Known for his figures and landscapes, artist Craig Nelson’s art hangs in several public and private collections. He teaches numerous workshops and has won more than 200 awards, including the Grand Teton Natural History Award. Learn more about Craig and his artwork by visiting his website, craigzart.com, and stream his video workshops at ArtistsNetwork.tv.




The post Break Your Inhibitions and Learn How to Paint: A Proven Method appeared first on Artist's Network.

Artful Books to Celebrate World Book Day

World Book Day — Books That Come Alive with Art

Happy World Book Day! There’s no better time to share our favorite books inspired by art and artists and, of course, books that inspire us to make art. We’ve got recommendations for everyone and we encourage you to share your favorites with us. We’re always looking for a good read!

world-book-day-The_goldfinch_by_donna_tartBooks about Specific Artworks

For those of you who love spending time getting to know a painting really well (even if part of what you get to know is fictitious!), these reads are for you.

  • Girl with a Pearl Earring by Tracy Chevalier
  • The Lady and the Unicorn by Tracy Chevalier
  • The Goldfinch by Donna Tartt


world-book-day-DaVinciCodeFor mystery lovers

No list of books inspired by art would be complete without mention of Dan Brown’s mystery novels. You’ll visit the Louvre and the Palazzo Vecchio between the covers of these two.

  • The Da Vinci Code by Dan Brown
  • The Inferno by Dan Brown


About Working Artists and Their Lives

world-book-day-swansCovering artists both real and fictional, contemporary and historical, these novels look at the everyday lives of working artists. From family issues to dealing with rivals or mental health issues, the characters balance art with life just like we do.

  • The Swan Thieves by Elizabeth Kostova
  • The Great Man by Kate Christensen
  • How to Paint a Dead Man by Sarah Hall
  • Vanessa and Virginia by Susan Sellers
  • A Seahorse Year by Stacey D’Erasmo


world-book-day-monuments-menFor History Buffs

When one stops to consider how destructive humans have been in the past 100 years alone, it’s astounding how much artwork has actually survived. These two books share the lengths several men and women went to in order to hide, save, and rescue artwork during World War II.

  • The Monuments Men by Robert M. Edsel
  • Saving Italy by Robert M. Edsel


For Sci-Fi Fans

world-book-day-willisEven “ugly” art is meaningful to someone as you’ll discover in this time-travel novel in which researchers from Oxford go through great lengths and several centuries to rescue a supposedly atrocious piece of art.

  • To Say Nothing of the Dog by Connie Ellis



room-with-a-viewThese classics could have easily fit into other categories on this list but come on, they’re classics!
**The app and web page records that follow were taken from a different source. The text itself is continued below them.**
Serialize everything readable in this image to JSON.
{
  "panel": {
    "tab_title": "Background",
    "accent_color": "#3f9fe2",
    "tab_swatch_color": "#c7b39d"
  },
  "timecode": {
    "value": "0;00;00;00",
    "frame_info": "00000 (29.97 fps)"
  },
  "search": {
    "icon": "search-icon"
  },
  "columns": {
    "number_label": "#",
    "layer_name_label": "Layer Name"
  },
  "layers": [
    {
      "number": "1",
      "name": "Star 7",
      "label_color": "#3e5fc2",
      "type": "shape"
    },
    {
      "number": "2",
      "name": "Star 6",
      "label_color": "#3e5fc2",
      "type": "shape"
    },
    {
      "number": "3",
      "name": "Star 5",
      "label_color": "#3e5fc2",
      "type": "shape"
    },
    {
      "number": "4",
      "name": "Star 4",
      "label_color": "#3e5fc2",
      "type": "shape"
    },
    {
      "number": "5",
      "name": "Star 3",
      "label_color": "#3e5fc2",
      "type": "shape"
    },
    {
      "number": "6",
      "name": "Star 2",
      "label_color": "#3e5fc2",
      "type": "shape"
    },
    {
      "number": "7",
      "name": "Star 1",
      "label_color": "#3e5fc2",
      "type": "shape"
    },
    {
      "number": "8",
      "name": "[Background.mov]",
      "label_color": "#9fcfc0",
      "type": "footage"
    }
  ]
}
  • To the Lighthouse by Virginia Woolf
  • A Room with a View by E. M. Forester
  • The Horse’s Mouth by Joyce Cary


Bjourney by moonlight coverooks That Feel Like Art

These books may not be about art per se, but the descriptions of the settings and feelings of the characters beg for painted interpretations. The Enchanted April and Journey by Moonlight inspired me to create a watercolor travel journal for a trip to Italy.

  • The Enchanted April by Elizabeth von Arnim
  • Journey by Moonlight by Antal Szerb
  • The Waves by Virginia Woolf


Books to Inspire You to Make Art

And of course, no book list from ArtistsNetwork.com would be complete without books that will enchant and encourage you to make art.

Don’t forget to share your favorite books about art and artists in the comments section below. And Happy World Book Day!

Art Journey Abstract Painting

The Art of MistakesJohn Salminen: Master of the Urban Landscape



The post Artful Books to Celebrate World Book Day appeared first on Artist's Network.